Information supplied.
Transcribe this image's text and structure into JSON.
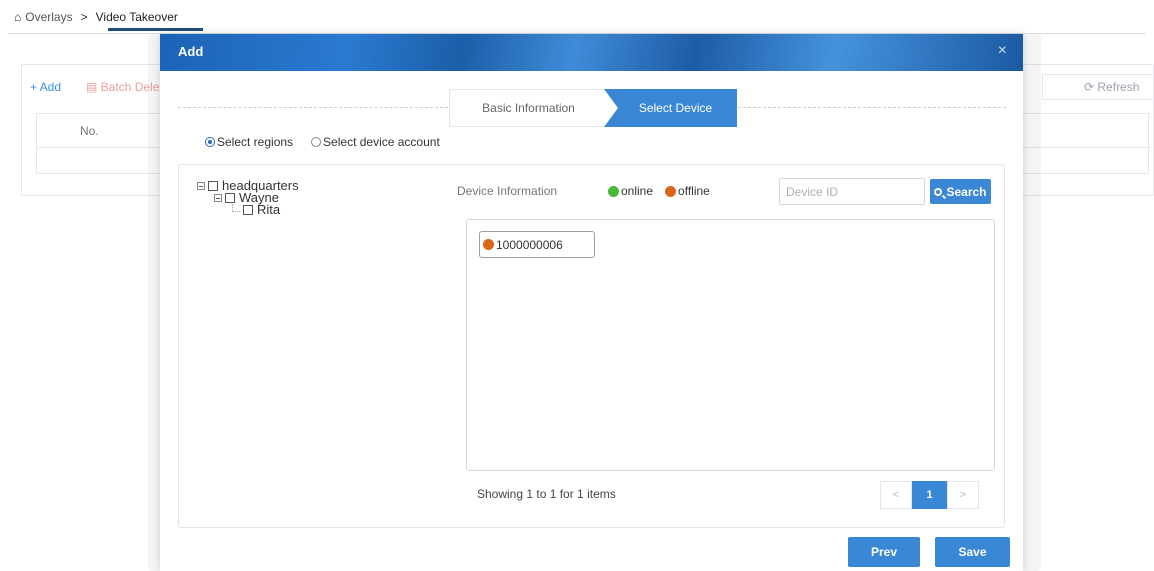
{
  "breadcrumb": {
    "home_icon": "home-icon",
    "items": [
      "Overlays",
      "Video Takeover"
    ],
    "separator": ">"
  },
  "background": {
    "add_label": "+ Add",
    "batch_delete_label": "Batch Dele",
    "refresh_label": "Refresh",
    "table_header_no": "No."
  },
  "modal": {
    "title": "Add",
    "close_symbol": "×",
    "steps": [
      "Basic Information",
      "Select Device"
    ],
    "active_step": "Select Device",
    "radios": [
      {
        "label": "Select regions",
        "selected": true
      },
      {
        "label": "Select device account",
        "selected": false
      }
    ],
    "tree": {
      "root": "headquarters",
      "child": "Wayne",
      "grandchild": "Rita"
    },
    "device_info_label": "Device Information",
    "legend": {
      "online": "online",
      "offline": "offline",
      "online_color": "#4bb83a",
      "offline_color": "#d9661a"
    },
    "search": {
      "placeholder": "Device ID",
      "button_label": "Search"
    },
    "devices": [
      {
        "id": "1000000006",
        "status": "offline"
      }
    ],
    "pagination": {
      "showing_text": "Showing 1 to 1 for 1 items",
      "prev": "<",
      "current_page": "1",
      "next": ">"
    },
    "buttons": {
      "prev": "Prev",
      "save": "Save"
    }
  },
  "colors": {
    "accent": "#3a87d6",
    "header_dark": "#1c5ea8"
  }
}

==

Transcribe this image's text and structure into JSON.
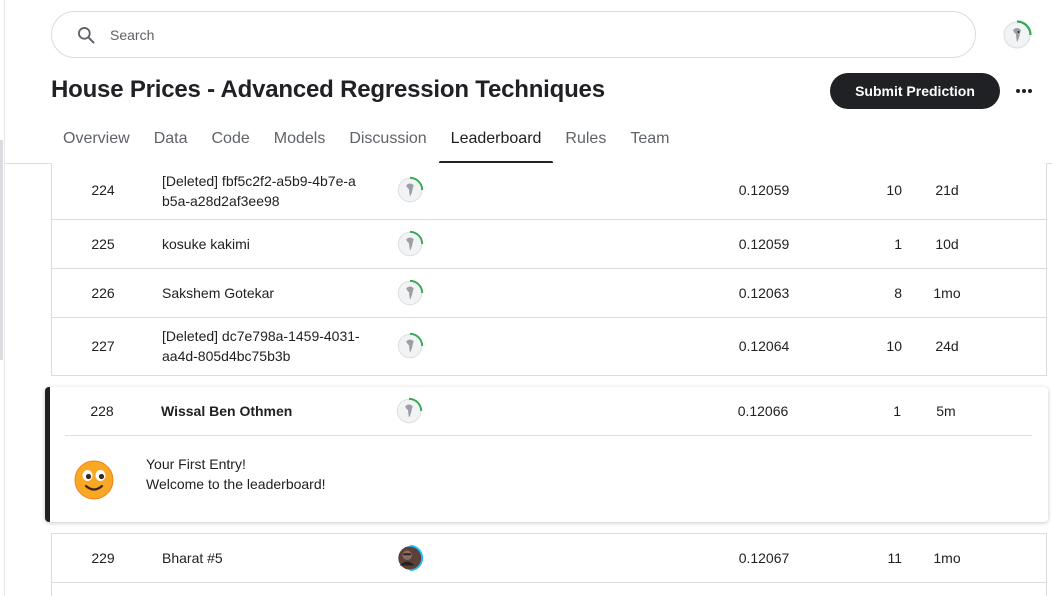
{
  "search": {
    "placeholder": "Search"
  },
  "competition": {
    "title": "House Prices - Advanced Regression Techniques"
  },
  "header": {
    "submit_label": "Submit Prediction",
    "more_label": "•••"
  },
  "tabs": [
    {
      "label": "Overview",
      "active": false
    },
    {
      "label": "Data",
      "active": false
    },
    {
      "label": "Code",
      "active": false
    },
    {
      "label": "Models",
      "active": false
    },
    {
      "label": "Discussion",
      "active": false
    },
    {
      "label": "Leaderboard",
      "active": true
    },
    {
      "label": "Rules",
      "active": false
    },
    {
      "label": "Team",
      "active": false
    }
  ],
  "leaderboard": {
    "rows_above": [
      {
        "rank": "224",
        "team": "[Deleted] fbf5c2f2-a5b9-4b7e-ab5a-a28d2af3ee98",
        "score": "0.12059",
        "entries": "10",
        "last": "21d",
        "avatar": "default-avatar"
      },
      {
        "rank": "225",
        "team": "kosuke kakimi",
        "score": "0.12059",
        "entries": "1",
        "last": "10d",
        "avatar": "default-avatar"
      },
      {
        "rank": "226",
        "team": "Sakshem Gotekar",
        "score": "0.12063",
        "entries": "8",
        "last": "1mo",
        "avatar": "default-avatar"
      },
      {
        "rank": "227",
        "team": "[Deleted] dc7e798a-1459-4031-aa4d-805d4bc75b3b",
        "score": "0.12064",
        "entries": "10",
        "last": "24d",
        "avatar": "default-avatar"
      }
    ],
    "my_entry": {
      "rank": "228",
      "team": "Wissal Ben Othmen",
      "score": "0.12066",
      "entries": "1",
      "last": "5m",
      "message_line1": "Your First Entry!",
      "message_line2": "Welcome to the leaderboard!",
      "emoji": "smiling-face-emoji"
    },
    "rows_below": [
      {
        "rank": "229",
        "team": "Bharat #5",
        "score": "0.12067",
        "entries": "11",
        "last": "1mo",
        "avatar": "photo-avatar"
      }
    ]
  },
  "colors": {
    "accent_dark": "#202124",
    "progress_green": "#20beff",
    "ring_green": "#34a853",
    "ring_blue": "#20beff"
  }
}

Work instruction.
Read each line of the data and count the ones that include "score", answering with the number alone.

Answer to this exercise.
6